Thomas Minton, another Caughley-trained engraver, also supplied copper plates to Spode until he opened his own factory in Stoke-on-Trent in 1796.
Blue underglaze transfer became a standard feature of Staffordshire pottery.
Spode also used on-glaze transfers for other wares.
Spode's London retail shop in Portugal Street went by the name of Spode, Son, and Copeland.
Among the many surviving Spode documents are two shape books dated to about 1820 which contain thumbnail sketches of bone china objects with instructions to throwers and turners about size requirements.
The Plymouth and Bristol factories, and (from 1782 to 1810) the New Hall (Staffordshire) factory under Richard Champion's patent, were producing hard paste similar to Oriental porcelain.
The technique was developed by adding calcined bone to this glassy frit, for example in the productions of Bow porcelain works and Chelsea porcelain works, and this was carried on from at least the 1750s onwards.
The Worcester and Caughley factories had commenced transfer printing underglaze and over glaze on porcelain in the early 1750s, and from 1756 overglaze printing was also applied to earthenware and stoneware.The colour paste was worked into the cut areas of the copper plate and wiped from the uncut surfaces, and then printed by passing through rollers.These designs, including edge-patterns which had to be manipulated in sections, were cut out using scissors and applied to the biscuit-fired ware (using a white fabric), itself prepared with a gum solution.Although the Bow porcelain factory, Chelsea porcelain factory, Royal Worcester and Royal Crown Derby factories had, before Spode, established a proportion of about 40–45 per cent calcined bone in the formula as standard, it was Spode who first abandoned the practice of calcining or fritting the bone with some of the other ingredients, and used the simple mixture of bone ash, china stone and kaolin, which since his time set the basic recipe of bone china.The traditional bone china recipe was 6 parts bone-ash, 4 parts china stone and 3.5 parts kaolin, all finely ground together.

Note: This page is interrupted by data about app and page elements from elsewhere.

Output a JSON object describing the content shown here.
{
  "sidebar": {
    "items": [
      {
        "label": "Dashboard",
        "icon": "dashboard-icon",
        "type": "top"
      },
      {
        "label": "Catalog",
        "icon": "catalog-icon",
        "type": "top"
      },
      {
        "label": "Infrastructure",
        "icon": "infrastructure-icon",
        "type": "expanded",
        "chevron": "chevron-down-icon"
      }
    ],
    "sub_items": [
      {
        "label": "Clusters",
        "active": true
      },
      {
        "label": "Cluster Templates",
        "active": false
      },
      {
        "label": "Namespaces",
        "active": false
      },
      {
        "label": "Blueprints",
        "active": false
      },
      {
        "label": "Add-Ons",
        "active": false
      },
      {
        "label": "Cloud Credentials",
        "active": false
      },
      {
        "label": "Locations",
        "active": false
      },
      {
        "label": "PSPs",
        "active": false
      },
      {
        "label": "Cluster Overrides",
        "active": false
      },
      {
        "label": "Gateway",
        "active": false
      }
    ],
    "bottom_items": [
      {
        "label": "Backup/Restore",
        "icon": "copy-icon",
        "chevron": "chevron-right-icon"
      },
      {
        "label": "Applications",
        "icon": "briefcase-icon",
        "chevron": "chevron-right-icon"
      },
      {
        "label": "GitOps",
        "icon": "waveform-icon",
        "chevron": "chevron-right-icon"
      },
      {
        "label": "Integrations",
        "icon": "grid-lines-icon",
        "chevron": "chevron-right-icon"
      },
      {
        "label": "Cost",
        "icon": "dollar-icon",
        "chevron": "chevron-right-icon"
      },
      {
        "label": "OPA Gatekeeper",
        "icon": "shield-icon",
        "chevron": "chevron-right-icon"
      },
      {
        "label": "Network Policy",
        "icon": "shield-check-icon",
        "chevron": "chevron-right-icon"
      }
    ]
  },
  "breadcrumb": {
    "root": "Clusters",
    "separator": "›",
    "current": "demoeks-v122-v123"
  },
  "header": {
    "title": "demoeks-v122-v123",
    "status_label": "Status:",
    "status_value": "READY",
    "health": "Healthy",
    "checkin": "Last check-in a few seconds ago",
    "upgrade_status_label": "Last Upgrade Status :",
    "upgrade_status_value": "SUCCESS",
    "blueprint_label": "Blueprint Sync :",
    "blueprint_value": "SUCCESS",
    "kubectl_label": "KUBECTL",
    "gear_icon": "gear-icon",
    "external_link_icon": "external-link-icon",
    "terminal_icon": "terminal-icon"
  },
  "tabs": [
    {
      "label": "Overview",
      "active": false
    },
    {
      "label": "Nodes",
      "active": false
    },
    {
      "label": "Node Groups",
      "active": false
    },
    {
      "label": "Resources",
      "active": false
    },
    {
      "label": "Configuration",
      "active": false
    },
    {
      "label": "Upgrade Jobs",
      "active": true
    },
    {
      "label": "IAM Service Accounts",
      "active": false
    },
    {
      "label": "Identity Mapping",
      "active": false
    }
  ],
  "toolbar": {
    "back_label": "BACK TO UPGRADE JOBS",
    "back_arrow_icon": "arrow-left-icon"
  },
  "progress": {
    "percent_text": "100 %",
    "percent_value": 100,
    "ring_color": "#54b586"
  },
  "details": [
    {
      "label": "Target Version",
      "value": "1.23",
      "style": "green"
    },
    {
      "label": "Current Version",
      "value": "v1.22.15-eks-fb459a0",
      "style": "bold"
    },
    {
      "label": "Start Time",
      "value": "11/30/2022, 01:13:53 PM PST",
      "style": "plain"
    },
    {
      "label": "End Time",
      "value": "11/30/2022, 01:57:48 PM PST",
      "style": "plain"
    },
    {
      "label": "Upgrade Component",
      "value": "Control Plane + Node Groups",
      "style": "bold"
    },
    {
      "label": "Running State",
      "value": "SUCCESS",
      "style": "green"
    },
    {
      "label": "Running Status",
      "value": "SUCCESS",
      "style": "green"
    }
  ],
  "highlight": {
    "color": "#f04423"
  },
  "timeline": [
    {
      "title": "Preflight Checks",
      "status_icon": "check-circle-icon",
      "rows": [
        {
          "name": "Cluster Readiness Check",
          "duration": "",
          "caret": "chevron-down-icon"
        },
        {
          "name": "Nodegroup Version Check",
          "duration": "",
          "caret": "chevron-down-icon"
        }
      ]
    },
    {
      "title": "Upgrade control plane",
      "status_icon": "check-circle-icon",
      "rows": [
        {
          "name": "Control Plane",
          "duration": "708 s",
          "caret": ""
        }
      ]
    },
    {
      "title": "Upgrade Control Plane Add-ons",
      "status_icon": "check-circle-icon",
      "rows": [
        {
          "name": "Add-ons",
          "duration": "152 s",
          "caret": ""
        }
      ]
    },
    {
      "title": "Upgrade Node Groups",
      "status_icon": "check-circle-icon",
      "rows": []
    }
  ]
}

Many fine examples of the elder Spode's productions were destroyed in a fire at Alexandra Palace, London in 1873, where they were included in an exhibition of nearly five thousand specimens of English pottery and porcelain.